Within the data below, count the lines that include "gspt" and give only the count.

***** Listed entries

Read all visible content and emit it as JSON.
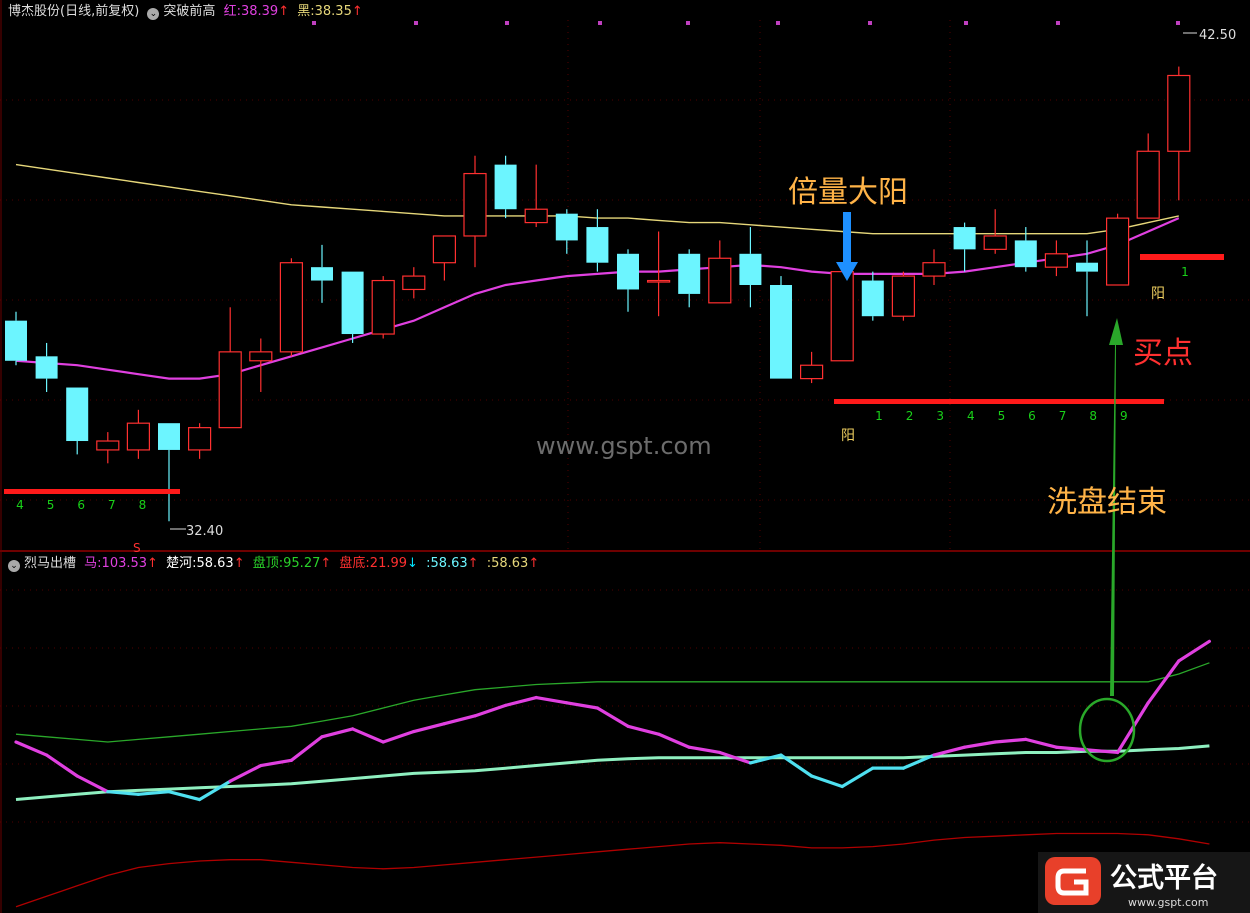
{
  "main_header": {
    "stock": "博杰股份(日线,前复权)",
    "indicator": "突破前高",
    "red_label": "红:",
    "red_value": "38.39",
    "black_label": "黑:",
    "black_value": "38.35"
  },
  "sub_header": {
    "indicator": "烈马出槽",
    "ma_label": "马:",
    "ma_value": "103.53",
    "chuhe_label": "楚河:",
    "chuhe_value": "58.63",
    "top_label": "盘顶:",
    "top_value": "95.27",
    "bottom_label": "盘底:",
    "bottom_value": "21.99",
    "v5_label": ":",
    "v5_value": "58.63",
    "v6_label": ":",
    "v6_value": "58.63"
  },
  "annotations": {
    "volume_yang": "倍量大阳",
    "buy_point": "买点",
    "wash_end": "洗盘结束",
    "watermark": "www.gspt.com",
    "high_price": "42.50",
    "low_price": "32.40",
    "yang_1": "阳",
    "yang_2": "阳",
    "s_mark": "S",
    "count_left": [
      "4",
      "5",
      "6",
      "7",
      "8"
    ],
    "count_mid": [
      "1",
      "2",
      "3",
      "4",
      "5",
      "6",
      "7",
      "8",
      "9"
    ],
    "count_right": [
      "1"
    ]
  },
  "logo": {
    "title": "公式平台",
    "url": "www.gspt.com"
  },
  "colors": {
    "up": "#ff3030",
    "down": "#6cf5ff",
    "ma_slow": "#e6d77a",
    "ma_fast": "#e040e0",
    "grid": "#6a0000",
    "red_bar": "#ff1a1a",
    "green_line": "#2aa82a",
    "count_text": "#19d119",
    "arrow_blue": "#1e90ff",
    "annot_orange": "#ffb347",
    "annot_red": "#ff3030"
  },
  "chart_data": [
    {
      "type": "candlestick",
      "ylim": [
        31.7,
        43.5
      ],
      "candles": [
        {
          "o": 36.8,
          "h": 37.0,
          "l": 35.8,
          "c": 35.9
        },
        {
          "o": 36.0,
          "h": 36.3,
          "l": 35.2,
          "c": 35.5
        },
        {
          "o": 35.3,
          "h": 35.3,
          "l": 33.8,
          "c": 34.1
        },
        {
          "o": 33.9,
          "h": 34.3,
          "l": 33.6,
          "c": 34.1
        },
        {
          "o": 33.9,
          "h": 34.8,
          "l": 33.7,
          "c": 34.5
        },
        {
          "o": 34.5,
          "h": 34.5,
          "l": 32.3,
          "c": 33.9
        },
        {
          "o": 33.9,
          "h": 34.5,
          "l": 33.7,
          "c": 34.4
        },
        {
          "o": 34.4,
          "h": 37.1,
          "l": 34.4,
          "c": 36.1
        },
        {
          "o": 35.9,
          "h": 36.4,
          "l": 35.2,
          "c": 36.1
        },
        {
          "o": 36.1,
          "h": 38.2,
          "l": 36.0,
          "c": 38.1
        },
        {
          "o": 38.0,
          "h": 38.5,
          "l": 37.2,
          "c": 37.7
        },
        {
          "o": 37.9,
          "h": 37.9,
          "l": 36.3,
          "c": 36.5
        },
        {
          "o": 36.5,
          "h": 37.8,
          "l": 36.4,
          "c": 37.7
        },
        {
          "o": 37.5,
          "h": 38.0,
          "l": 37.3,
          "c": 37.8
        },
        {
          "o": 38.1,
          "h": 38.7,
          "l": 37.7,
          "c": 38.7
        },
        {
          "o": 38.7,
          "h": 40.5,
          "l": 38.0,
          "c": 40.1
        },
        {
          "o": 40.3,
          "h": 40.5,
          "l": 39.1,
          "c": 39.3
        },
        {
          "o": 39.0,
          "h": 40.3,
          "l": 38.9,
          "c": 39.3
        },
        {
          "o": 39.2,
          "h": 39.3,
          "l": 38.3,
          "c": 38.6
        },
        {
          "o": 38.9,
          "h": 39.3,
          "l": 37.9,
          "c": 38.1
        },
        {
          "o": 38.3,
          "h": 38.4,
          "l": 37.0,
          "c": 37.5
        },
        {
          "o": 37.7,
          "h": 38.8,
          "l": 36.9,
          "c": 37.7
        },
        {
          "o": 38.3,
          "h": 38.4,
          "l": 37.1,
          "c": 37.4
        },
        {
          "o": 37.2,
          "h": 38.6,
          "l": 37.2,
          "c": 38.2
        },
        {
          "o": 38.3,
          "h": 38.9,
          "l": 37.1,
          "c": 37.6
        },
        {
          "o": 37.6,
          "h": 37.8,
          "l": 35.5,
          "c": 35.5
        },
        {
          "o": 35.5,
          "h": 36.1,
          "l": 35.4,
          "c": 35.8
        },
        {
          "o": 35.9,
          "h": 38.1,
          "l": 35.9,
          "c": 37.9
        },
        {
          "o": 37.7,
          "h": 37.9,
          "l": 36.8,
          "c": 36.9
        },
        {
          "o": 36.9,
          "h": 37.9,
          "l": 36.8,
          "c": 37.8
        },
        {
          "o": 37.8,
          "h": 38.4,
          "l": 37.6,
          "c": 38.1
        },
        {
          "o": 38.9,
          "h": 39.0,
          "l": 37.9,
          "c": 38.4
        },
        {
          "o": 38.4,
          "h": 39.3,
          "l": 38.3,
          "c": 38.7
        },
        {
          "o": 38.6,
          "h": 38.9,
          "l": 37.9,
          "c": 38.0
        },
        {
          "o": 38.0,
          "h": 38.6,
          "l": 37.8,
          "c": 38.3
        },
        {
          "o": 38.1,
          "h": 38.6,
          "l": 36.9,
          "c": 37.9
        },
        {
          "o": 37.6,
          "h": 39.2,
          "l": 37.6,
          "c": 39.1
        },
        {
          "o": 39.1,
          "h": 41.0,
          "l": 39.1,
          "c": 40.6
        },
        {
          "o": 40.6,
          "h": 42.5,
          "l": 39.5,
          "c": 42.3
        }
      ],
      "ma_slow": [
        40.3,
        40.2,
        40.1,
        40.0,
        39.9,
        39.8,
        39.7,
        39.6,
        39.5,
        39.4,
        39.35,
        39.3,
        39.25,
        39.2,
        39.15,
        39.15,
        39.15,
        39.15,
        39.15,
        39.1,
        39.1,
        39.05,
        39.0,
        39.0,
        38.95,
        38.9,
        38.85,
        38.8,
        38.75,
        38.75,
        38.75,
        38.75,
        38.75,
        38.75,
        38.75,
        38.75,
        38.85,
        39.0,
        39.15
      ],
      "ma_fast": [
        35.9,
        35.85,
        35.8,
        35.7,
        35.6,
        35.5,
        35.5,
        35.6,
        35.8,
        36.0,
        36.2,
        36.4,
        36.6,
        36.8,
        37.1,
        37.4,
        37.6,
        37.7,
        37.8,
        37.85,
        37.9,
        37.9,
        37.95,
        38.0,
        38.05,
        38.0,
        37.9,
        37.85,
        37.85,
        37.85,
        37.85,
        37.9,
        38.0,
        38.1,
        38.2,
        38.3,
        38.5,
        38.8,
        39.1
      ]
    },
    {
      "type": "line",
      "ylim": [
        0,
        130
      ],
      "series": [
        {
          "name": "马",
          "values": [
            65,
            60,
            52,
            46,
            45,
            46,
            43,
            50,
            56,
            58,
            67,
            70,
            65,
            69,
            72,
            75,
            79,
            82,
            80,
            78,
            71,
            68,
            63,
            61,
            57,
            60,
            52,
            48,
            55,
            55,
            60,
            63,
            65,
            66,
            63,
            62,
            61,
            80,
            96,
            103.5
          ]
        },
        {
          "name": "楚河",
          "values": [
            43,
            44,
            45,
            46,
            46.5,
            47,
            47.5,
            48,
            48.5,
            49,
            50,
            51,
            52,
            53,
            53.5,
            54,
            55,
            56,
            57,
            58,
            58.6,
            59,
            59,
            59,
            59,
            59,
            59,
            59,
            59,
            59,
            59.5,
            60,
            60.5,
            61,
            61,
            61.5,
            61.5,
            62,
            62.5,
            63.5
          ]
        },
        {
          "name": "盘顶",
          "values": [
            68,
            67,
            66,
            65,
            66,
            67,
            68,
            69,
            70,
            71,
            73,
            75,
            78,
            81,
            83,
            85,
            86,
            87,
            87.5,
            88,
            88,
            88,
            88,
            88,
            88,
            88,
            88,
            88,
            88,
            88,
            88,
            88,
            88,
            88,
            88,
            88,
            88,
            88,
            91,
            95.3
          ]
        },
        {
          "name": "盘底",
          "values": [
            2,
            6,
            10,
            14,
            17,
            18.5,
            19.5,
            20,
            20,
            19,
            18,
            17,
            16.5,
            17,
            18,
            19,
            20,
            21,
            22,
            23,
            24,
            25,
            26,
            26.5,
            26,
            25.5,
            24.5,
            24.5,
            25,
            26,
            27.5,
            28.5,
            29,
            29.5,
            30,
            30,
            30,
            29.5,
            28,
            26
          ]
        }
      ]
    }
  ]
}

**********

_Response area_: 2